TASK BRIEF: Write out all the records exactly, and keep any images out.

■ ■ ■ ■ ■ ■ ■

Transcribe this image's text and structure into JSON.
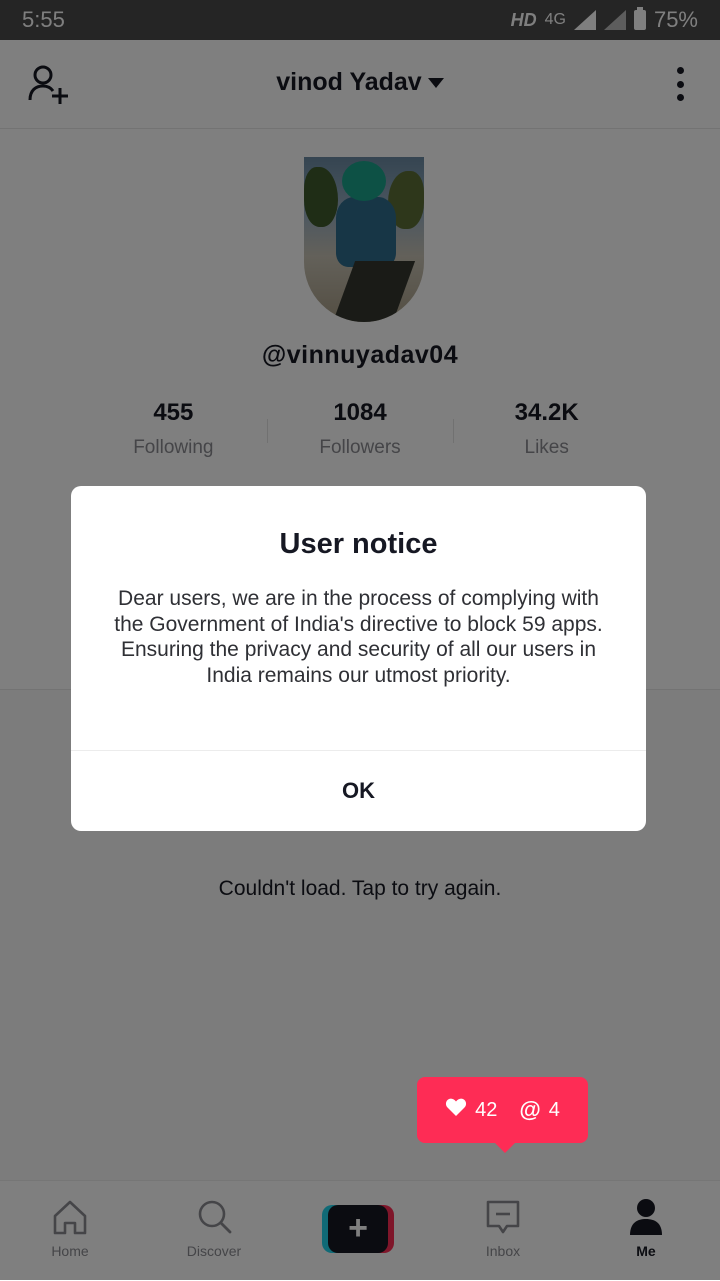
{
  "status_bar": {
    "time": "5:55",
    "hd": "HD",
    "network": "4G",
    "battery": "75%"
  },
  "header": {
    "title": "vinod Yadav"
  },
  "profile": {
    "handle": "@vinnuyadav04",
    "stats": [
      {
        "value": "455",
        "label": "Following"
      },
      {
        "value": "1084",
        "label": "Followers"
      },
      {
        "value": "34.2K",
        "label": "Likes"
      }
    ]
  },
  "content": {
    "error_text": "Couldn't load. Tap to try again."
  },
  "notification": {
    "likes": "42",
    "mentions": "4"
  },
  "dialog": {
    "title": "User notice",
    "message": "Dear users, we are in the process of complying with the Government of India's directive to block 59 apps. Ensuring the privacy and security of all our users in India remains our utmost priority.",
    "ok_label": "OK"
  },
  "nav": {
    "home": "Home",
    "discover": "Discover",
    "inbox": "Inbox",
    "me": "Me"
  },
  "colors": {
    "accent": "#fe2c55",
    "cyan": "#20d5ec",
    "text": "#161823"
  }
}
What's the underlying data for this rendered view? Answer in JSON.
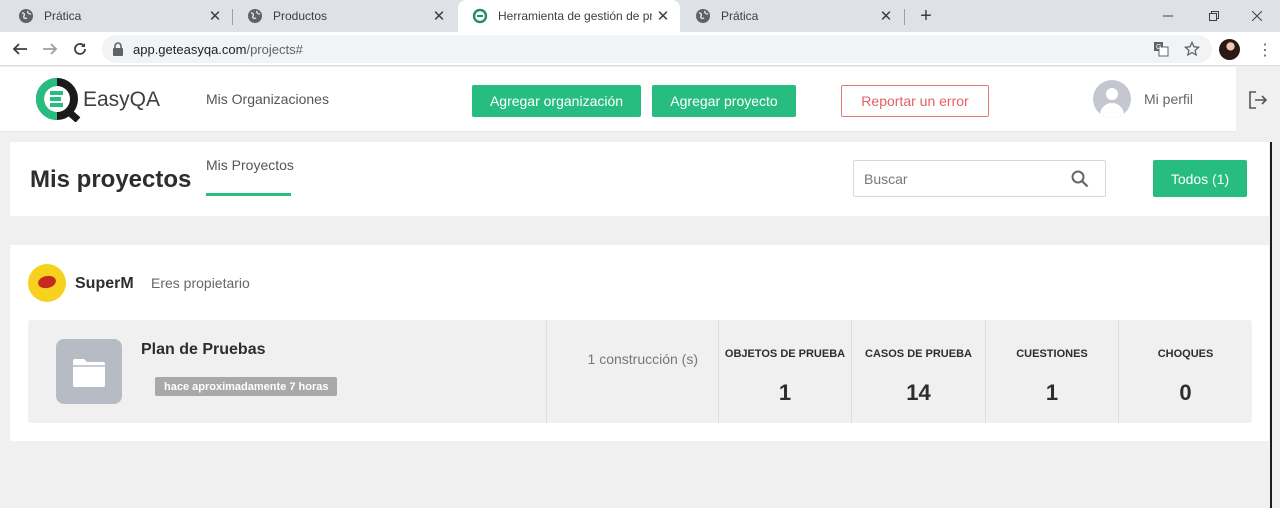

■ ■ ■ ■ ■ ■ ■

EXERCISE ANSWER:
Transcribe this image's text and structure into JSON.
{
  "status_bar": {
    "time": "5:55",
    "hd": "HD",
    "network": "4G",
    "battery": "75%"
  },
  "header": {
    "title": "vinod Yadav"
  },
  "profile": {
    "handle": "@vinnuyadav04",
    "stats": [
      {
        "value": "455",
        "label": "Following"
      },
      {
        "value": "1084",
        "label": "Followers"
      },
      {
        "value": "34.2K",
        "label": "Likes"
      }
    ]
  },
  "content": {
    "error_text": "Couldn't load. Tap to try again."
  },
  "notification": {
    "likes": "42",
    "mentions": "4"
  },
  "dialog": {
    "title": "User notice",
    "message": "Dear users, we are in the process of complying with the Government of India's directive to block 59 apps. Ensuring the privacy and security of all our users in India remains our utmost priority.",
    "ok_label": "OK"
  },
  "nav": {
    "home": "Home",
    "discover": "Discover",
    "inbox": "Inbox",
    "me": "Me"
  },
  "colors": {
    "accent": "#fe2c55",
    "cyan": "#20d5ec",
    "text": "#161823"
  }
}
What's the underlying data for this rendered view? Answer in JSON.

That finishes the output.